Miscellaneous Topics

Quick Notes

(On a Variety of Subjects)

If you have a small pair with a big kicker and are chasing an opponent who holds a probable larger pair (but smaller than your kicker), you should throw your hand away if your opponent makes an open pair on board (not his doord card) and the pot is not too large, unless you have improved your hand in other ways (such as picking up a draw or another ovrcard kicker).

You now have fewer outs since you most likely cannot win if you make two small pair. This usually means that you should fld in this situation on fifth street, but often call if his pair doesn’t show until sixth poker street. You also would like to have seen one of his open pair cards already out to reduce your chances of running into a full houe.

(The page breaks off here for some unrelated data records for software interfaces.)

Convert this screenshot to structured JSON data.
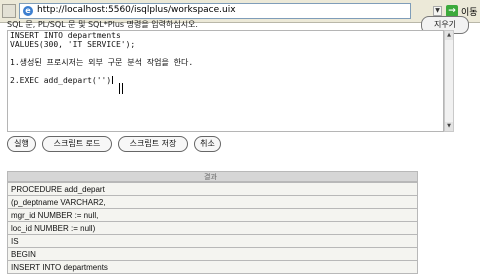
{
  "browser": {
    "url": "http://localhost:5560/isqlplus/workspace.uix",
    "go_label": "이동",
    "dropdown_glyph": "▼",
    "go_glyph": "→",
    "ie_glyph": "e"
  },
  "page": {
    "hint": "SQL 문, PL/SQL 문 및 SQL*Plus 명령을 입력하십시오.",
    "top_right_button": "지우기"
  },
  "editor": {
    "lines": [
      "INSERT INTO departments",
      "VALUES(300, 'IT SERVICE');",
      "",
      "1.생성된 프로시저는 외부 구문 분석 작업을 한다.",
      "",
      "2.EXEC add_depart('')"
    ]
  },
  "buttons": {
    "execute": "실행",
    "load_script": "스크립트 로드",
    "save_script": "스크립트 저장",
    "cancel": "취소"
  },
  "result": {
    "header": "결과",
    "rows": [
      "PROCEDURE add_depart",
      "(p_deptname VARCHAR2,",
      "mgr_id NUMBER := null,",
      "loc_id NUMBER := null)",
      "IS",
      "BEGIN",
      "INSERT INTO departments"
    ]
  }
}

Here’s an example. Suppose you start with:

                

You are against a probable pair of jacks who makes an open pair of deuces, and you have caught all blanks. You should fold on fifth street, but go ahead and call if he doesn’t pair until sixth street, especially if you can account for one other deuce.

      

Suppose on third street, with a small card up, you make it two bets, suggesting that you have a probable big pair in the hole. Now if you catch an open pair on board and your opponent calls (no matter what the street), you are probably against some sort of poker draw since he is calling to continue facing what looks like two higher pair.

      

If you have a gut-shot draw to an ace-high staight on fourth street, you still usually want to play the hand to the end. But you also may prefer to play the hand heads-up, hoping to win with a big pair. For example, suppose on fourth street that you hold

                  

and are against several players. Your best poker strategy may be to raise a bettor on your immediate right or to try for a check-raise.

      

Any time a tight player calls from an erly position with a small card up, and there are several big cards behind him, his most likely hand is a three-fulsh (unless two or more of that suit is out elsewhere).

      

One time that you should fold is when you are sure that you are against a big pair in the hole, and your opponent has caught all possible cards that could give him three-of-a-kind. For example, suppose on third street you raise with

                

and are reraised by someone holding a small card, and you know you must be against a bigger pair. If this obbonent now catches both an ace and a king, you should throw your hand away, unless you have picked up a draw.